In the past, Germany has been both a model and a partner for Spain. But there have been deep-seated changes in how Berlin views southern Europe, and seen from Spain, it is as if Germany has decided southern Europe is a burden that prevents it from going global and needs to be dumped.

This piece first appeared in the Financial Times

On May 9, when European Union leaders approved the rescue package embodied in the European financial stability facility, Spain saw the light at the end of the tunnel. Six months later, it is looking like it belongs to an incoming train. Seeing how the story unfolded in Greece and Ireland and watching the crisis heading for Portugal, it is no wonder that the dominant sentiment in Spain is concern. But more than that, the prevailing feeling is one of frustration with Germany.

With the May agreement in its pocket, the Spanish government went home and put together a reform package that had everything required to get Spain out of its collision course: government expenditure reductions, labour market reforms, public sector pay cuts, pension freezes, an extension of the retirement age and a rise in value added tax. Subsequently, the government, with the aid of the central bank, decided to rein in regional and local government deficits, forced regional saving banks to merge and made public its bank stress tests. Most of the measures are now in place. Spain's current problems start not at home but rather abroad – in Germany, to be precise.

In the past, Germany has been both a model and a partner for Spain. In its transition to democracy, Madrid adapted and adopted German institutions such as the Länder power-sharing arrangements and the principles of a social market economy. Even in foreign policy, Spain tried to mirror Germany's wise combination of Atlanticism and firm support for European integration. In the 1980s Felipe González supported the deployment of cruise and Pershing missiles, while Helmut Kohl supported Spain's accession to the European Community.

Thanks to the vision of González, who supported German reunification when Margaret Thatcher, François Mitterrand and Giulio Andreotti were fiercely opposing it, Spain and Germany developed a true strategic relationship. But, starting in the late 1990s with José María Aznar and Gerhard Schröder, the bilateral relationship began to cool; then José Luis Rodríguez Zapatero and Angela Merkel let it die. Now, sadly, Ms Merkel's decisions are damaging Spain, turning Germany into a rival.

Max Weber famously made the distinction between an ethics of conviction and an ethics of responsibility. In the former, typical of science or religion, all that counts is being right; in the latter, more common to politics, it is the consequences of one's actions that matter. This antithesis perfectly captures the current debate about a permanent crisis resolution mechanism for the eurozone. In an ideal world, Ms Merkel's proposal to have investors, and not only citizens, suffer the consequences of their investment decisions is both fair and rational. Yet, as we are seeing, there is a good chance that in real life the eurozone could be killed precisely by this proposal to make it work better.
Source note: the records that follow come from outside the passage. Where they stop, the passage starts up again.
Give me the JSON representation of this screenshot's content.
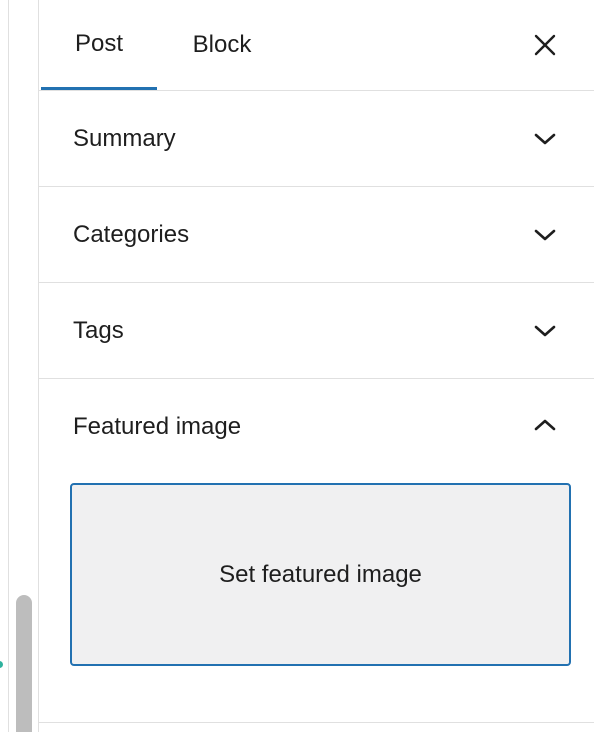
{
  "sidebar": {
    "tabs": [
      {
        "label": "Post",
        "active": true
      },
      {
        "label": "Block",
        "active": false
      }
    ],
    "close_icon": "close-icon",
    "panels": [
      {
        "title": "Summary",
        "expanded": false,
        "icon": "chevron-down-icon"
      },
      {
        "title": "Categories",
        "expanded": false,
        "icon": "chevron-down-icon"
      },
      {
        "title": "Tags",
        "expanded": false,
        "icon": "chevron-down-icon"
      },
      {
        "title": "Featured image",
        "expanded": true,
        "icon": "chevron-up-icon"
      }
    ],
    "featured_image": {
      "button_label": "Set featured image"
    }
  },
  "colors": {
    "accent": "#2271b1",
    "border": "#e0e0e0",
    "button_bg": "#f0f0f1",
    "text": "#1e1e1e",
    "scroll_thumb": "#bdbdbd",
    "indicator": "#2fb29e"
  }
}
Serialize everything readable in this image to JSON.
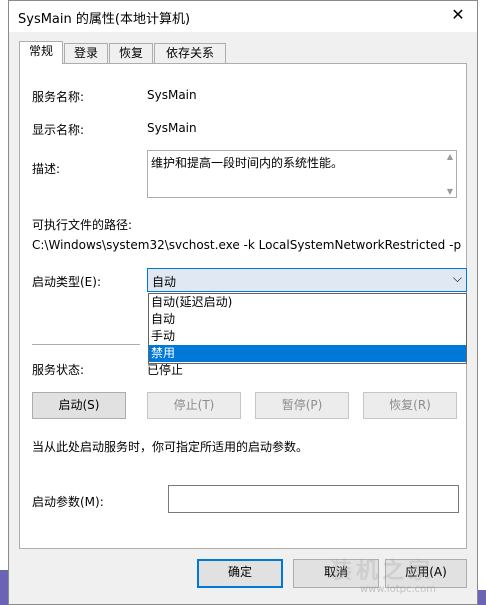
{
  "window": {
    "title": "SysMain 的属性(本地计算机)",
    "close_glyph": "✕"
  },
  "tabs": [
    {
      "label": "常规",
      "active": true
    },
    {
      "label": "登录",
      "active": false
    },
    {
      "label": "恢复",
      "active": false
    },
    {
      "label": "依存关系",
      "active": false
    }
  ],
  "general": {
    "service_name_label": "服务名称:",
    "service_name_value": "SysMain",
    "display_name_label": "显示名称:",
    "display_name_value": "SysMain",
    "description_label": "描述:",
    "description_value": "维护和提高一段时间内的系统性能。",
    "exe_path_label": "可执行文件的路径:",
    "exe_path_value": "C:\\Windows\\system32\\svchost.exe -k LocalSystemNetworkRestricted -p",
    "startup_type_label": "启动类型(E):",
    "startup_type_value": "自动",
    "startup_options": [
      "自动(延迟启动)",
      "自动",
      "手动",
      "禁用"
    ],
    "startup_highlighted": "禁用",
    "service_status_label": "服务状态:",
    "service_status_value": "已停止",
    "buttons": {
      "start": "启动(S)",
      "stop": "停止(T)",
      "pause": "暂停(P)",
      "resume": "恢复(R)"
    },
    "hint_text": "当从此处启动服务时，你可指定所适用的启动参数。",
    "start_params_label": "启动参数(M):",
    "start_params_value": ""
  },
  "footer": {
    "ok": "确定",
    "cancel": "取消",
    "apply": "应用(A)"
  },
  "watermark": {
    "text": "装机之家",
    "url": "www.lotpc.com"
  },
  "colors": {
    "accent": "#0078d7",
    "desktop": "#6b64b4"
  }
}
This would be no small irony. But it highlights the extent to which religious zeal has replaced political vision in Germany. As the saying goes: fiat iustitia, pereat mundus (let there be justice, though the world perish).

Even more problematic is that such German recklessness points to deep-seated changes in how Berlin views southern Europe. During the 1980s and 1990s, the European integration process resulted in a virtuous circle of growth: the periphery grew faster than the centre, significantly catching up in terms of average per capita wealth; but Germany and others benefited substantially, because that growth was based on their exports and foreign direct investment. This seems to be irreversibly broken now. Germany is looking to Russia and to China as the markets for its exports, but rather than placing its bilateral relations with Moscow and Beijing at the service of the EU as a whole, it seems that it is going solo.
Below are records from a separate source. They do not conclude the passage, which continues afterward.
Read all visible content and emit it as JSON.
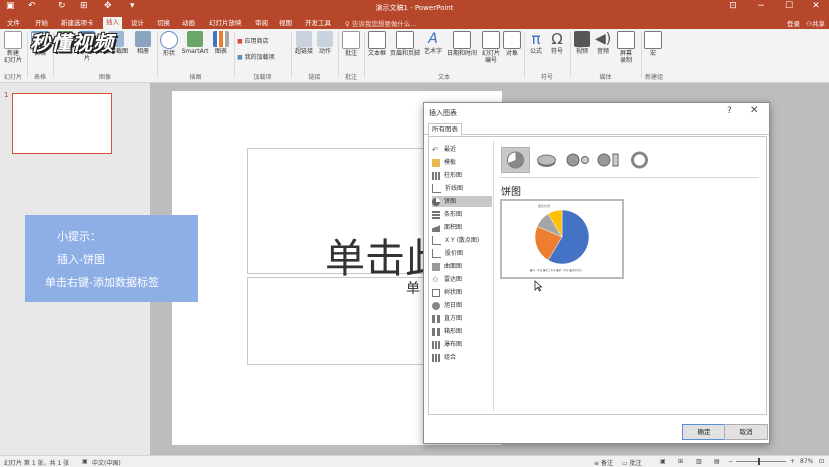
{
  "window": {
    "title": "演示文稿1 - PowerPoint",
    "accent_color": "#b7472a"
  },
  "tabs": [
    "文件",
    "开始",
    "新建选项卡",
    "插入",
    "设计",
    "切换",
    "动画",
    "幻灯片放映",
    "审阅",
    "视图",
    "开发工具"
  ],
  "active_tab": "插入",
  "tell_me": "告诉我您想要做什么...",
  "account": {
    "login": "登录",
    "share": "共享"
  },
  "ribbon": {
    "buttons": [
      {
        "label": "新建\n幻灯片",
        "icon": "new-slide-icon"
      },
      {
        "label": "表格",
        "icon": "table-icon"
      },
      {
        "label": "图片",
        "icon": "picture-icon"
      },
      {
        "label": "联机图片",
        "icon": "online-picture-icon"
      },
      {
        "label": "屏幕截图",
        "icon": "screenshot-icon"
      },
      {
        "label": "相册",
        "icon": "album-icon"
      },
      {
        "label": "形状",
        "icon": "shapes-icon"
      },
      {
        "label": "SmartArt",
        "icon": "smartart-icon"
      },
      {
        "label": "图表",
        "icon": "chart-icon"
      },
      {
        "label": "超链接",
        "icon": "hyperlink-icon"
      },
      {
        "label": "动作",
        "icon": "action-icon"
      },
      {
        "label": "批注",
        "icon": "comment-icon"
      },
      {
        "label": "文本框",
        "icon": "textbox-icon"
      },
      {
        "label": "页眉和页脚",
        "icon": "header-footer-icon"
      },
      {
        "label": "艺术字",
        "icon": "wordart-icon"
      },
      {
        "label": "日期和时间",
        "icon": "datetime-icon"
      },
      {
        "label": "幻灯片\n编号",
        "icon": "slide-number-icon"
      },
      {
        "label": "对象",
        "icon": "object-icon"
      },
      {
        "label": "公式",
        "icon": "equation-icon"
      },
      {
        "label": "符号",
        "icon": "symbol-icon"
      },
      {
        "label": "视频",
        "icon": "video-icon"
      },
      {
        "label": "音频",
        "icon": "audio-icon"
      },
      {
        "label": "屏幕\n录制",
        "icon": "screen-record-icon"
      },
      {
        "label": "宏",
        "icon": "macro-icon"
      }
    ],
    "addins": {
      "store": "应用商店",
      "my_addins": "我的加载项"
    },
    "groups": [
      "幻灯片",
      "表格",
      "图像",
      "插图",
      "加载项",
      "链接",
      "批注",
      "文本",
      "符号",
      "媒体",
      "新建组"
    ]
  },
  "logo_text": "秒懂视频",
  "slide_panel": {
    "number": "1"
  },
  "slide": {
    "title_placeholder": "单击此",
    "subtitle_placeholder": "单"
  },
  "tip": {
    "line1": "小提示：",
    "line2": "插入-饼图",
    "line3": "单击右键-添加数据标签"
  },
  "dialog": {
    "title": "插入图表",
    "help": "?",
    "close": "✕",
    "tab": "所有图表",
    "chart_types": [
      "最近",
      "模板",
      "柱形图",
      "折线图",
      "饼图",
      "条形图",
      "面积图",
      "X Y (散点图)",
      "股价图",
      "曲面图",
      "雷达图",
      "树状图",
      "旭日图",
      "直方图",
      "箱形图",
      "瀑布图",
      "组合"
    ],
    "selected_type": "饼图",
    "subtype_heading": "饼图",
    "subtypes": [
      "pie-icon",
      "3d-pie-icon",
      "pie-of-pie-icon",
      "bar-of-pie-icon",
      "doughnut-icon"
    ],
    "preview_title": "图表标题",
    "preview_legend": "■第一季度 ■第二季度 ■第三季度 ■第四季度",
    "preview_slices": [
      8.2,
      3.2,
      1.4,
      1.2
    ],
    "slice_colors": [
      "#4472c4",
      "#ed7d31",
      "#a5a5a5",
      "#ffc000"
    ],
    "ok": "确定",
    "cancel": "取消"
  },
  "status": {
    "slide_info": "幻灯片 第 1 张，共 1 张",
    "language": "中文(中国)",
    "notes": "备注",
    "comments": "批注",
    "zoom": "87%"
  }
}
Seen from Spain, it is as if Germany had decided southern Europe was a burden that prevents it from going global and needs to be dumped. True, Spain is at the European periphery, but Europe itself is bound to be increasingly the periphery of Asia. Therefore, this Alleingang (going solo) policy can hardly work. In a century dominated by Asia, no European country will be able to make it on its own. A weaker Europe, especially if the eurozone breaks down, will mean a weaker Germany. This is not only about Spain or southern Europe's survival, but about Europe's as a whole.

 

This article has been widely quoted since its publication in the Financial Times, including by Martin Wolf and others in the same publication, as well as in the EconomistEU Business, Terra Argentina, Agence France-Press (published for example on The Local).

 

Read more on: Wider Europe, Economic Crisis

The European Council on Foreign Relations does not take collective positions. This commentary, like all publications of the European Council on Foreign Relations, represents only the views of its authors.